DuncanReid OurBlackHeart 11042017 SS

 

The recent show in Camden was fantastic, and the live band really sounded like they had the bit between their teeth and got the songs, and the energy was fantastic - is this the best line up so far?

 

There have been some great ones but a lot of people say we are better than ever. I think one of the reasons we hit the nail is we have a three man attack. I loved and was always very jealous of The Clash for that. Three front men (or ladies in our case) plus a great drummer. There aren't many bands who have three show offs up front. It's really powerful and is another way the set has variety because different combinations of visual interactions are going on throughout the show.

 

The new songs fitted in perfectly at the show and even hearing some for the first time they seemed like they'd been around for ages - is it difficult picking a set list?

 

Yes it is, but we like to let the set evolve over time, bringing in songs bit by bit and then rotating them.
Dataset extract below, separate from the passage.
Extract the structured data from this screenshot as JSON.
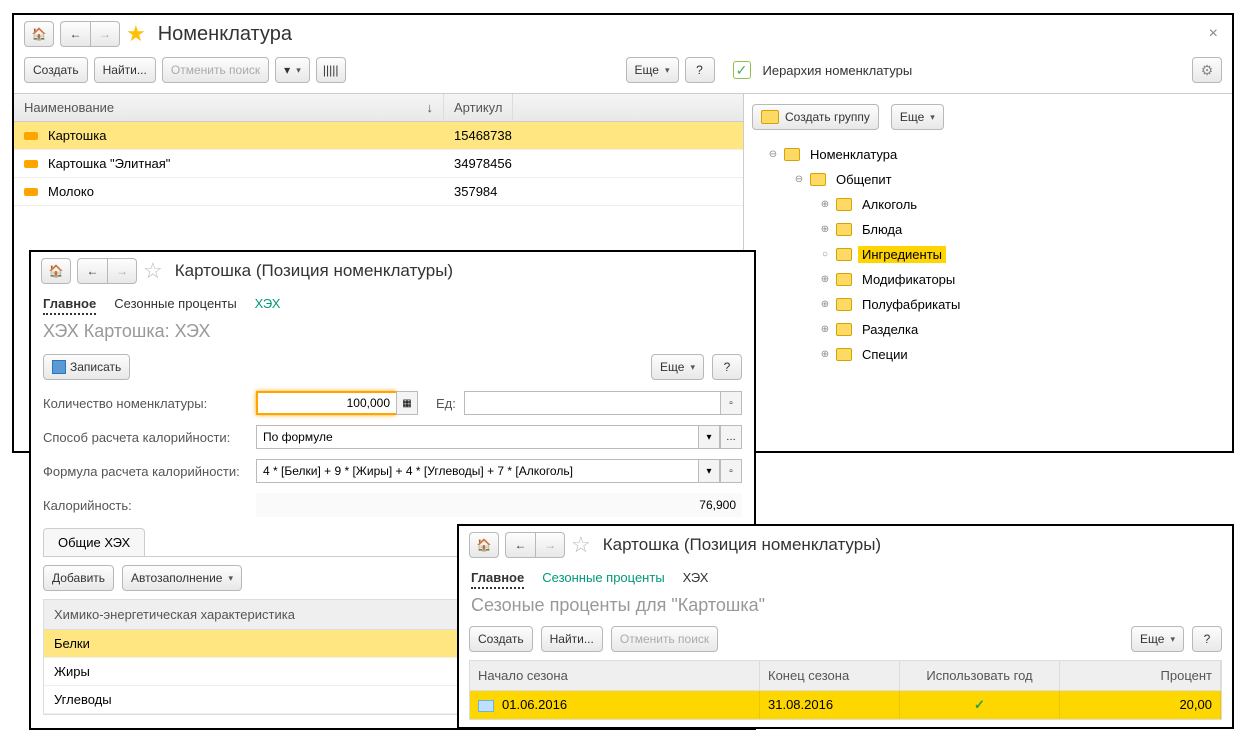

That way we stay really tightly drilled which is a large part of what we are about. Sometimes it's fun to throw a spanner in the works. In Spain recently we played ‘Blitzkrieg Bop’ even though only one of us had played it before. It worked. Last night we made Nick play ‘Box No.’, even though he didn't know it. He coped. A little bit of danger makes you concentrate and stop the cobwebs growing.

 

Going back to the new album… How do you approach a new record?  Are you writing constantly and how do you tackle that? Is it easier to collaborate or bounce ideas off certain people?  Or do you prefer to work alone?

 

Yes. I'm constantly writing. It seems to take about two years to write 17 songs which is what it also seems to take to whittle them down to 13 songs for a good album. So far I've mainly written alone. Even co writes like ‘I Can Fly’, on the new album, or ‘Gotta Call Simone’ have been me taking someone else's idea and finishing it off on my own.

 

‘C'mon Josephine’, the song you mentioned earlier which was written with Andrew Matheson, was my tune and Andrews words and improvements to the structure. Andrew is a great wordsmith and someone should give him a producing job. The changes he made to that song were spot on.

 

Going forward I'm really keen to discover how I can co write more with people. It's the logical next step.

 

How far can this record go? Would you like to play more shows and reach a wider audience?

 

Of course. We want the maximum number of people to hear it. Is there a place for a classic heavy melody, power pop punk record in the modern X Factor pop/EDM world? Who knows? We'll give it a good go.

 

Having been in this business for a number of years what are the most noticeable changes?  What would Duncan Reid of 2017 tell a young Duncan back in the mid ‘70s?  (apart from Elvis not dying and subsequently clogging up the pressing plant or The Jam nicking The Boys’ thunder)  Is this what 'Wouldn't Change A Single Thing’ is about'?

 

That is a tough question. I'm a very driven person who strives to make things happen. When I was in The Boys I think I could have afforded to worry less and enjoy myself more. That's because in those days record companies would sign unknown bands, bank roll them and give them a chance. Now you have to make it happen for yourself. Somehow make your own records and videos and get them out there so that a record company might then take notice. That's the major change.

 

‘Wouldn't Change A Single Thing’ is about that inner drive and the optimism of youth. There's a great line in a Mott song: "You look like a star but you're still on the dole". Well, the dole would hardly give me any money so I had to walk from one side of London to the other every day, without even the bus fare, to rehearse with The Boys. I did it because I was completely certain we were destined for greatness.

 

What next for Duncan Reid & The Big Heads? After world domination obviously :)

 

World domination will do.

 

With the new album due out this month, when can fans expect the vinyl edition and more tour dates?

 

We are in the queue at the vinyl pressing plants. Hopefully June. We are on constant tour. Check out the dates HERE.

 

www.facebook.com/DuncanReidTheBigHeads/

 

All content © Über Rock. Not to be reproduced in part or in whole without the express written permission of Über Rock.

 

Duncan Reid tour header